Is there any room here for real freedom of expression?

Review of “Little Widow” by Maria Dahvana Headley

2 Comments

This short story was a finalist for the 2017 World Fantasy Award. It was originally published by Nightmare.

Natalie is the Littlest Wife of the Preacher, a cult leader in Miracle. She’s at a sleepover when the cult suicides and the compound goes up in flames. Along with her surviving widows Reese and Scarlet, she is adopted by the Stuart family, and starts school. When the carnival comes to town, the girls go to what looks like a strip show, but the woman in the skimpy costume turns out to be Valerie, an angel from heaven who has come to contact them. Valerie has the Preacher in a cage and the girls confront him. She has also brought a shipment of T-Rexs from heaven that she lets loose to take care of some mistakes on the Earth. The four of them escape in a crop duster.
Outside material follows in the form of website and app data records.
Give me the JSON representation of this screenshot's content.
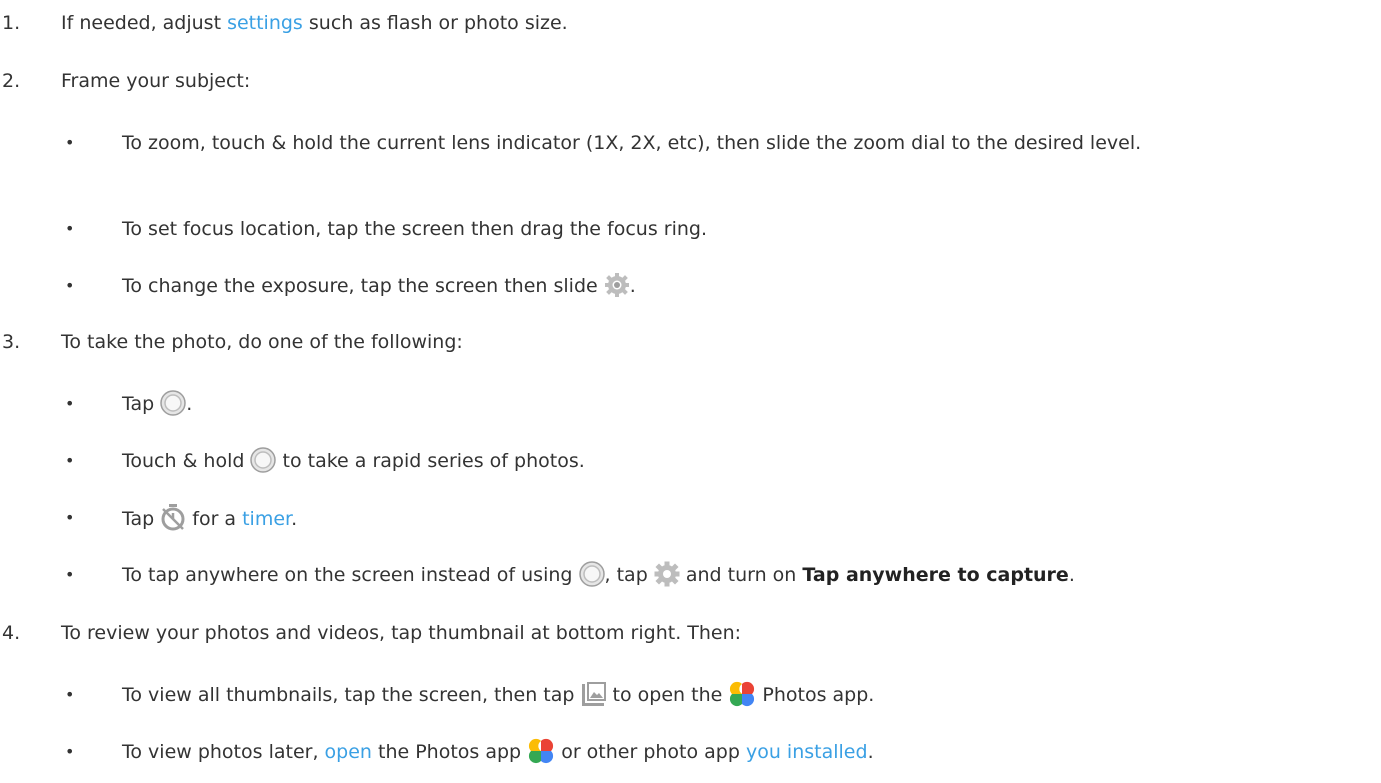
{
  "steps": [
    {
      "num": "1.",
      "pre": "If needed, adjust ",
      "link": "settings",
      "post": " such as flash or photo size."
    },
    {
      "num": "2.",
      "text": "Frame your subject:"
    },
    {
      "num": "3.",
      "text": "To take the photo, do one of the following:"
    },
    {
      "num": "4.",
      "text": "To review your photos and videos, tap thumbnail at bottom right. Then:"
    }
  ],
  "bullets": {
    "zoom": "To zoom, touch & hold the current lens indicator (1X, 2X, etc), then slide the zoom dial to the desired level.",
    "focus": "To set focus location, tap the screen then drag the focus ring.",
    "exposure_pre": "To change the exposure, tap the screen then slide ",
    "exposure_post": ".",
    "tap_pre": "Tap ",
    "tap_post": ".",
    "hold_pre": "Touch & hold ",
    "hold_post": " to take a rapid series of photos.",
    "timer_pre": "Tap ",
    "timer_mid": " for a ",
    "timer_link": "timer",
    "timer_post": ".",
    "anywhere_pre": "To tap anywhere on the screen instead of using ",
    "anywhere_mid1": ", tap ",
    "anywhere_mid2": " and turn on ",
    "anywhere_bold": "Tap anywhere to capture",
    "anywhere_post": ".",
    "viewall_pre": "To view all thumbnails, tap the screen, then tap ",
    "viewall_mid": " to open the ",
    "viewall_post": " Photos app.",
    "later_pre": "To view photos later, ",
    "later_link1": "open",
    "later_mid": " the Photos app ",
    "later_mid2": " or other photo app ",
    "later_link2": "you installed",
    "later_post": "."
  },
  "bullet_char": "•",
  "colors": {
    "link": "#3aa0e4",
    "text": "#333333"
  }
}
Good points: This story takes on a serious subject, which is how girls and women are often mistreated in patriarchal religious cults. It also takes a jaundiced view of miracles in general that fuel this kind of cult. It’s features good characterization, as we get background on the girls. They’re immigrant children, which suggests the problem with human trafficking.
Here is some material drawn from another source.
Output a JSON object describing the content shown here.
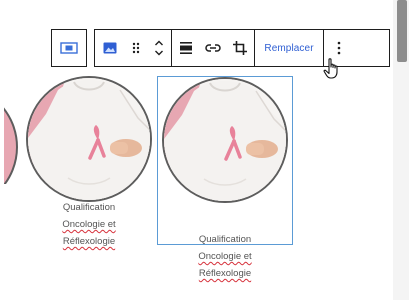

Not so good points: This has a touch of surrealism, as the story moves from what could be reality to clear unreality when the girls meet Valerie. At this point, it’s actually less interesting. I was hoping it would follow through on the dramatic opening. Instead, this looks like another attack on the patriarchy. There are no male characters that don’t leer, and all the women are avengers. Even the dinosaurs are all female. Also, I’m not sure what the pterodactyl is about.

Three stars.

What If? Attacks on Rocket Stack Rank

20 Comments

A furor erupted this week in SFF cyberspace about pronouns and how reviewer Greg Hullender of Rocket Stack Rank has made light of them. For anyone just tuning in, Rocket Stack Rank (RSR) is a review site run by Hullender and Eric Wong that provides brief reviews of stories eligible for the major SFF awards, including the Nebula, the Hugo, and presumably the Bram Stoker and other awards.

The site has received a lot of positive notice, and recently Hullender was tapped to serve on the Locus panel that feeds the major awards. In response, a group of SFF authors posted an open letter complaining about the pronoun issue and Hullender’s take on trans and non-binary characters in the reviews, also calling him a racist for good measure. Since I’m not trans or non-binary, I’m going to refrain from commenting on this. Everybody is entitled to their own feelings. However, I just wrote the last blog on virtue signaling, so I’m looking at this dust up through that lens.

Hullender promptly posted an apology to “all readers and authors we’ve harmed and offended.” This was judged unacceptable because he also wrote a response to the charges with evidence to demonstrate how they were questionable. Of course, it’s unsupportable to discriminate against people because of their race, gender or trans status, but what if this is actually about something else?

David Gerrold recently made some interesting comments at Amazing Stories. He basically says that members of the SFF community have to stand up and take sides in the progressive/conservative fight in order to save their reputations. This is troubling because it suggests you can’t just remain neutral. Instead, you have to take sides, and then to signal your virtue through word and action in order to be accepted in the community. So why are Hullender and Wong being attacked? Have they not done this properly?

The authors of the open letter think they’re insensitive racists. Hullender seems to think they‘re thoughtful progressives. So, are they posting discriminatory reviews, or are they just posting equal opportunity bad reviews for stories they don’t like?

Trans is the current cause célèbre. Is critiquing the stories not proper virtue signaling? What are members of the community expecting instead?

Older Entries

%d bloggers like this: